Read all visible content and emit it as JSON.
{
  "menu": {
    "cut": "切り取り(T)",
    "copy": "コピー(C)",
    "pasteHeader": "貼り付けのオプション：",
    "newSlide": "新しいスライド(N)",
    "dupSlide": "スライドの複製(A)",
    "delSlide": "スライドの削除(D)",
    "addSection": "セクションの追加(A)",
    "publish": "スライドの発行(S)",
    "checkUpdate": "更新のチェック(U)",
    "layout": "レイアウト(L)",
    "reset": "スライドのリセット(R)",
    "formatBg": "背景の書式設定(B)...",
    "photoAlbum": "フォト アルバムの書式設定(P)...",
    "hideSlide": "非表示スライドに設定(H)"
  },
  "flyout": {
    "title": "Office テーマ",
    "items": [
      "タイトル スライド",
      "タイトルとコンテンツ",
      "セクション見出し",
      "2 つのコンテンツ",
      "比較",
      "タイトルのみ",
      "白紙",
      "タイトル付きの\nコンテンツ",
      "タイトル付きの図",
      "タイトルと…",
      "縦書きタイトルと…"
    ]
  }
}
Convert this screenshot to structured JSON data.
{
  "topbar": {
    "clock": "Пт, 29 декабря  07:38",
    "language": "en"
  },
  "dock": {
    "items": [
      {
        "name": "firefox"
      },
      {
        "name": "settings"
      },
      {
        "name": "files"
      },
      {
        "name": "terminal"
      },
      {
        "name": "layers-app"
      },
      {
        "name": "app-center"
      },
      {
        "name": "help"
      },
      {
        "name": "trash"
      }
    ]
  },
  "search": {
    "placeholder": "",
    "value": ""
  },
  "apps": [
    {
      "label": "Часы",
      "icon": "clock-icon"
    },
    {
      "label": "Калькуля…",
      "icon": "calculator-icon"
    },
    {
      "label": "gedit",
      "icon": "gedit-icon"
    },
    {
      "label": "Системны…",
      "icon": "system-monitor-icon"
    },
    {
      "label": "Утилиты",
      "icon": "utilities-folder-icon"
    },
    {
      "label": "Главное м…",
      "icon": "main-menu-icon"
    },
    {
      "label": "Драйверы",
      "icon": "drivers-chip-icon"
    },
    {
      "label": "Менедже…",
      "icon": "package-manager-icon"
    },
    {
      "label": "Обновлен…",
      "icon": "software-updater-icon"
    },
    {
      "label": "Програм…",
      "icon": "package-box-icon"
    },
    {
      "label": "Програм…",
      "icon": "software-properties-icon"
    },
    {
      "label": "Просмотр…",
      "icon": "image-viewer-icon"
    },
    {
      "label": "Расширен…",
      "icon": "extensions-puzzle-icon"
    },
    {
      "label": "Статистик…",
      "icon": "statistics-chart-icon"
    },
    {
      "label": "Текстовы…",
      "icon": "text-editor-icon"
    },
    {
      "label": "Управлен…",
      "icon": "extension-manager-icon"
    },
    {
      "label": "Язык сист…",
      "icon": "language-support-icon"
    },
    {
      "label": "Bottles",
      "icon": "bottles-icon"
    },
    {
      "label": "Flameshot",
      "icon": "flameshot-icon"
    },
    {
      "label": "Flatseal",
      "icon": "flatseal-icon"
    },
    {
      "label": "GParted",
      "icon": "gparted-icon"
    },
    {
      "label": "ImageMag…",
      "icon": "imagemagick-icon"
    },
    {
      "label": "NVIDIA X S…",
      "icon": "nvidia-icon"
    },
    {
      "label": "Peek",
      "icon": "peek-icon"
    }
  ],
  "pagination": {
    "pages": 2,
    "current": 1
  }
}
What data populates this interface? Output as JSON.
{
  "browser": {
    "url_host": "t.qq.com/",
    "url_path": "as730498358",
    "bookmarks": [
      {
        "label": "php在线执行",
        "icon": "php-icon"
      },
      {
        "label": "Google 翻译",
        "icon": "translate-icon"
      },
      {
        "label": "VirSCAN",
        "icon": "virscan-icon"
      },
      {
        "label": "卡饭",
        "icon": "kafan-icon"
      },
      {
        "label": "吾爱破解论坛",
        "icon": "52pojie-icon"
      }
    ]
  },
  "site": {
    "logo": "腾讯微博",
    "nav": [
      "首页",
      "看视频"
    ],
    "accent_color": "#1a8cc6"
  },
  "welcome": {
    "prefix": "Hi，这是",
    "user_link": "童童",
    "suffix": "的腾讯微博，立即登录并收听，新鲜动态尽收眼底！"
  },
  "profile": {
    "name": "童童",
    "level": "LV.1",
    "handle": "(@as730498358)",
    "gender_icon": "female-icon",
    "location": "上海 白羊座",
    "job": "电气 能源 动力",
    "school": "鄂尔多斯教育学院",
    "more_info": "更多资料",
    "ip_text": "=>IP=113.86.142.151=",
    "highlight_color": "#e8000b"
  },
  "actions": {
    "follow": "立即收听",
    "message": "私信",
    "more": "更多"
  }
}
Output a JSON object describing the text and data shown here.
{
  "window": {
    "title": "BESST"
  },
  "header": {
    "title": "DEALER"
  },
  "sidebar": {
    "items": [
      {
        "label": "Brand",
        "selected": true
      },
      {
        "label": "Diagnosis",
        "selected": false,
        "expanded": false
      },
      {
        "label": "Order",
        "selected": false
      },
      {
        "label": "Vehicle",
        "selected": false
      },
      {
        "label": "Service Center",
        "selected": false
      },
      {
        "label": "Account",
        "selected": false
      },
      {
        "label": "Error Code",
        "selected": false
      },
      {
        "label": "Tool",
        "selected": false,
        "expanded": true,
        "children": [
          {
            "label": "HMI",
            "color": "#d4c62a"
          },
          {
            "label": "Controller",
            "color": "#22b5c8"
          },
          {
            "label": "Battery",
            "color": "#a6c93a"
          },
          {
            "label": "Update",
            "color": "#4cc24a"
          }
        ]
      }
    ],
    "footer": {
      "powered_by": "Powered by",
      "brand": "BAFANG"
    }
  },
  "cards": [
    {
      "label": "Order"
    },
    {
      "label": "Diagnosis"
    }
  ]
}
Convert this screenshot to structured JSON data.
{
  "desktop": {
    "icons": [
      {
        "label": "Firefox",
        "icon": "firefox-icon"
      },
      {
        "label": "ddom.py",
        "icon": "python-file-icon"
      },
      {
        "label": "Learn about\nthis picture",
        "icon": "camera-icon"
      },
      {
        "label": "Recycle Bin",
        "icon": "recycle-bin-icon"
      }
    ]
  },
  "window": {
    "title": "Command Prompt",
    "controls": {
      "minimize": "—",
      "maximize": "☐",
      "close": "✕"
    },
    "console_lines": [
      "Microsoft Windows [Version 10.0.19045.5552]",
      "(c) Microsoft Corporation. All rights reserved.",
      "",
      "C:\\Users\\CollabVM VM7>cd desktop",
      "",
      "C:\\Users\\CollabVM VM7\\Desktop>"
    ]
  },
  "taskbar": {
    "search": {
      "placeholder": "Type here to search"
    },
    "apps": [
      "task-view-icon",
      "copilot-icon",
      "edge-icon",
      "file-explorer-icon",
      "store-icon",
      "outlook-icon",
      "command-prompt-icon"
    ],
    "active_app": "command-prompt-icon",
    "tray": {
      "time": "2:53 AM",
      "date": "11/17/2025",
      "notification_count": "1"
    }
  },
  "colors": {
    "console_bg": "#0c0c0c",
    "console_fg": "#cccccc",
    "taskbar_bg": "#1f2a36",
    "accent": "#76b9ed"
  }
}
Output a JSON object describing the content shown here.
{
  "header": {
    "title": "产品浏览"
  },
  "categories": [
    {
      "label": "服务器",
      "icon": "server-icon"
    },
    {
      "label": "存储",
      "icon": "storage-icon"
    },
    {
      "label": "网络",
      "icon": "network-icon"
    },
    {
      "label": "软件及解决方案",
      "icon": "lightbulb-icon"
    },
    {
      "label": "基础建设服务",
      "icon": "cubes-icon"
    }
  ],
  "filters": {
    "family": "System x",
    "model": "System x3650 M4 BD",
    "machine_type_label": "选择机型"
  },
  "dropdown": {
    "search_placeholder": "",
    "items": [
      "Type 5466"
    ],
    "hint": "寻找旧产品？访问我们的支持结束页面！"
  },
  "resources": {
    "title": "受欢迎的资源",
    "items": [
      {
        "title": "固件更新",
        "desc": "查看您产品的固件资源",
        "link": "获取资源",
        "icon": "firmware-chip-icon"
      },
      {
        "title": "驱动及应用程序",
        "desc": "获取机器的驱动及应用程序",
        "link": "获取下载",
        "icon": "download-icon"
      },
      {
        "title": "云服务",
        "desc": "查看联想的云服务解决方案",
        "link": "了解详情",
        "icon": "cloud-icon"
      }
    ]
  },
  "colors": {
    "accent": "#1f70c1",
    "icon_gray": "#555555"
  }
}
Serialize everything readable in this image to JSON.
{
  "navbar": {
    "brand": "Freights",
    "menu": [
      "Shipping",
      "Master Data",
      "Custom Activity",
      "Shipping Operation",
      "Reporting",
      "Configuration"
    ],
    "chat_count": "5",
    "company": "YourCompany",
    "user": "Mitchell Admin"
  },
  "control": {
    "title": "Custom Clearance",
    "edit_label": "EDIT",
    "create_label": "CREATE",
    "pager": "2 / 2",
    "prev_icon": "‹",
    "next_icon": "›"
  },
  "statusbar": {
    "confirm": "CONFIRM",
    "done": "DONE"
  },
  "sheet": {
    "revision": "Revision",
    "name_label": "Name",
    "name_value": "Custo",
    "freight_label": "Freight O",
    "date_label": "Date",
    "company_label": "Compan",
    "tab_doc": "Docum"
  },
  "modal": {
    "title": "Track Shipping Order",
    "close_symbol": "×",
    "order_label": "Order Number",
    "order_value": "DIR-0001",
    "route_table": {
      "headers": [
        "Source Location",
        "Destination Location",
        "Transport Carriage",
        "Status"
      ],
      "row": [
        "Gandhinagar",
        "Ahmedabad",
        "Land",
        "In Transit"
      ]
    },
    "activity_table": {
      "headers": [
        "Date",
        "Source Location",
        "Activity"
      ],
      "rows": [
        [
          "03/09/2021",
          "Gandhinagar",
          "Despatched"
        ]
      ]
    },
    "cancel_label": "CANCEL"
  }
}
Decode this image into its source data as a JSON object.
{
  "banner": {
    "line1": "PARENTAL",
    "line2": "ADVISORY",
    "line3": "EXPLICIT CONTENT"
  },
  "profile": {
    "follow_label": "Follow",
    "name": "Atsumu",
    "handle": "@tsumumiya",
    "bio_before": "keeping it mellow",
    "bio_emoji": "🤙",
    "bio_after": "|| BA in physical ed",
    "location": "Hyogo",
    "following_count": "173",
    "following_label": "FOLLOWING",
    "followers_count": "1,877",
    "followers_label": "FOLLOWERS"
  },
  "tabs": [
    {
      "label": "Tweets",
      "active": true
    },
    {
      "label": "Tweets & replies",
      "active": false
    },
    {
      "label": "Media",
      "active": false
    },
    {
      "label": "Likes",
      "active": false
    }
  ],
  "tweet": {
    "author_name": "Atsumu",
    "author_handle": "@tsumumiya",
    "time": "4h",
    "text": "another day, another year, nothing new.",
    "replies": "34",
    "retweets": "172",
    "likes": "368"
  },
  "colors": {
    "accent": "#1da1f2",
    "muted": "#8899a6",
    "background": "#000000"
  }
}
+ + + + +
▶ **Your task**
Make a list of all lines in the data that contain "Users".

▶ **Output of the exercise**
      "C:\\Users\\CollabVM VM7>cd desktop",
      "C:\\Users\\CollabVM VM7\\Desktop>"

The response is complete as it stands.